[[ MATERIAL FOR THIS TASK open ]]

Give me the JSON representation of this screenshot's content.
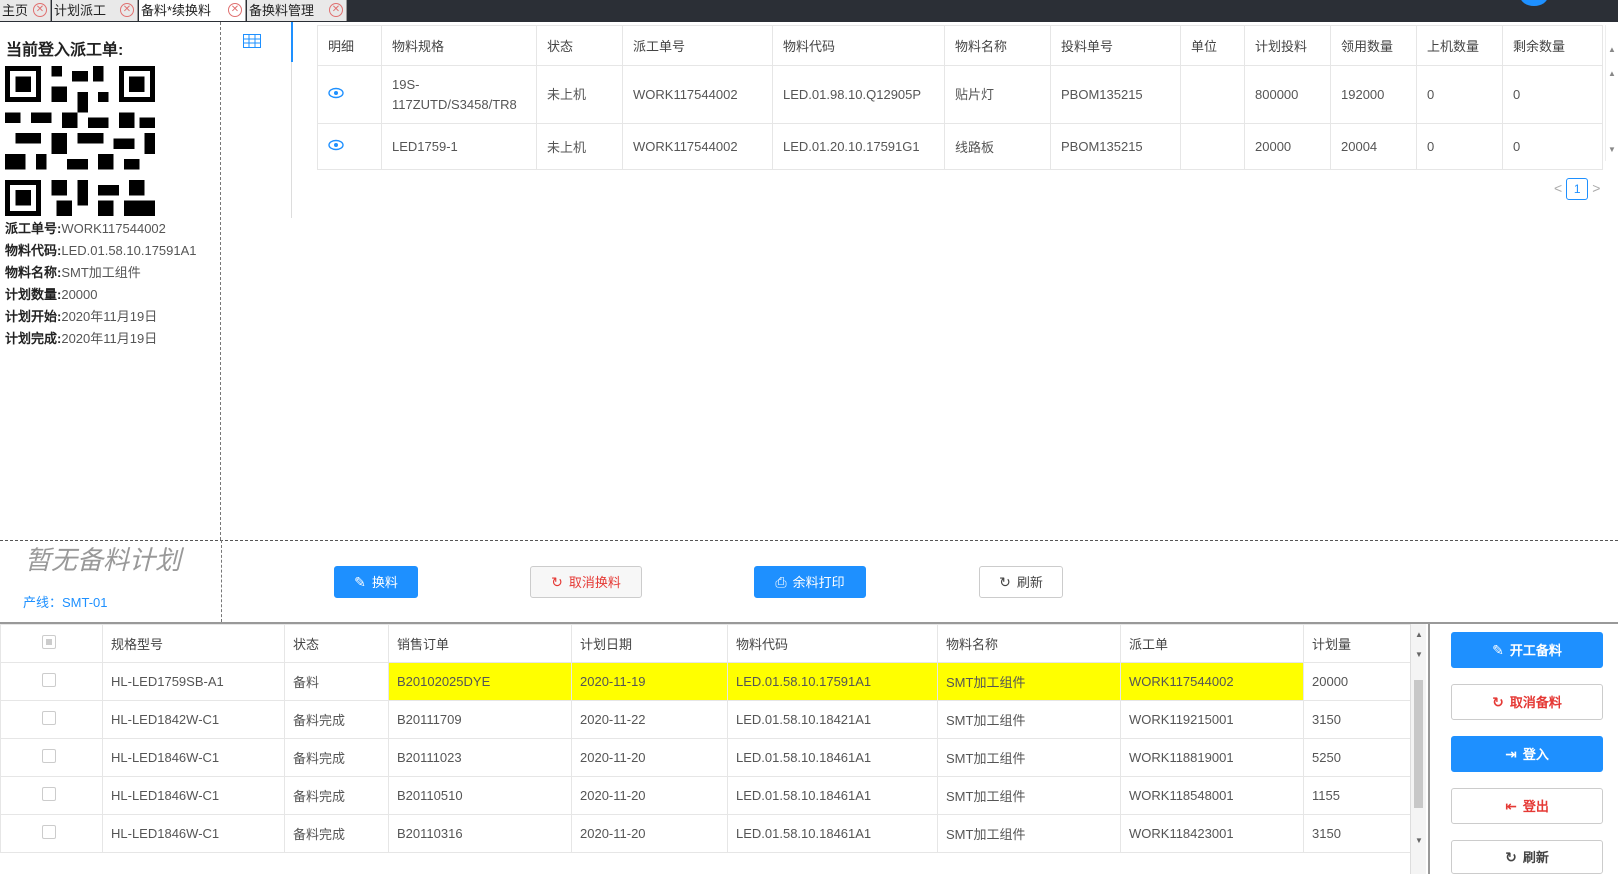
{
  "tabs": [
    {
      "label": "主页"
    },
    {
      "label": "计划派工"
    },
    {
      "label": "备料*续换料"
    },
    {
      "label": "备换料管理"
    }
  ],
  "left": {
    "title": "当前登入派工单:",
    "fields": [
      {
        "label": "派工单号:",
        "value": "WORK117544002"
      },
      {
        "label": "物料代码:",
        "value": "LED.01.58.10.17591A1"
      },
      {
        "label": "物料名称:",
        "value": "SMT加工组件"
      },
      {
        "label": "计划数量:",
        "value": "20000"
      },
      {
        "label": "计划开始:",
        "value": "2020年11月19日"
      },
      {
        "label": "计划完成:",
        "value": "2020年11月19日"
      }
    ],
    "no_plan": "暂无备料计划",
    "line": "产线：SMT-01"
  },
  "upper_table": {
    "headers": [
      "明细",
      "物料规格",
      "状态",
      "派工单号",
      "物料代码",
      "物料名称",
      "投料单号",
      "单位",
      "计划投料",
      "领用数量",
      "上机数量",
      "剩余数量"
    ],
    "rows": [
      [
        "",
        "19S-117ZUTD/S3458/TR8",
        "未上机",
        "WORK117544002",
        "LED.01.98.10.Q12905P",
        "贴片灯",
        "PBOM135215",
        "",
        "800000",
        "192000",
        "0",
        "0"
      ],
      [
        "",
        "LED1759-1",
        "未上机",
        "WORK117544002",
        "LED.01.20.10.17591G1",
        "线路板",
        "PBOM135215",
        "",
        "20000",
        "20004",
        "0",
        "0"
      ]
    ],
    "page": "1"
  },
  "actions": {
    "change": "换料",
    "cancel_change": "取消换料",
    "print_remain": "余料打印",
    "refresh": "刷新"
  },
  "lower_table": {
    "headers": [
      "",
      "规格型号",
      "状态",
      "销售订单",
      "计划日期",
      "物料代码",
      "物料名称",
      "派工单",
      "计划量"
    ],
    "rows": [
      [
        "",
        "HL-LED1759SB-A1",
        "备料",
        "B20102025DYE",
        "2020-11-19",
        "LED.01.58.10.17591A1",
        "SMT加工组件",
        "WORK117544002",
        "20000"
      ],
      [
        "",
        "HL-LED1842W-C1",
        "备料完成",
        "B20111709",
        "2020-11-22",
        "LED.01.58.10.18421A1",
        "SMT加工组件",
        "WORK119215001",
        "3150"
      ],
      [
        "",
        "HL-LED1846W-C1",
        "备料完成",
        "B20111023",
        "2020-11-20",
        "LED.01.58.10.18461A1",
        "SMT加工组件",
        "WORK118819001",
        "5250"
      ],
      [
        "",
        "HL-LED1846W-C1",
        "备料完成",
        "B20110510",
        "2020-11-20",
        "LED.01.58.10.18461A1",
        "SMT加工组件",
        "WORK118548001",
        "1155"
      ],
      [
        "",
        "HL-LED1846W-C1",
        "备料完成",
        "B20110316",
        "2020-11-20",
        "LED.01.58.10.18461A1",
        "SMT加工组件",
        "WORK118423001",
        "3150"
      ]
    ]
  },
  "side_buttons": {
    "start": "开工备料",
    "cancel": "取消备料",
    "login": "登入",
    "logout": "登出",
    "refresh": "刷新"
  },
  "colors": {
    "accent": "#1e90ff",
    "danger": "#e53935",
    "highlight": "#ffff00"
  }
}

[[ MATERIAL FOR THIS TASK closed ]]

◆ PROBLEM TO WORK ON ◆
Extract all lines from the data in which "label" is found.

◆ TASK SOLUTION ◆
      "label": "主页"
      "label": "计划派工"
      "label": "备料*续换料"
      "label": "备换料管理"
        "label": "派工单号:",
        "label": "物料代码:",
        "label": "物料名称:",
        "label": "计划数量:",
        "label": "计划开始:",
        "label": "计划完成:",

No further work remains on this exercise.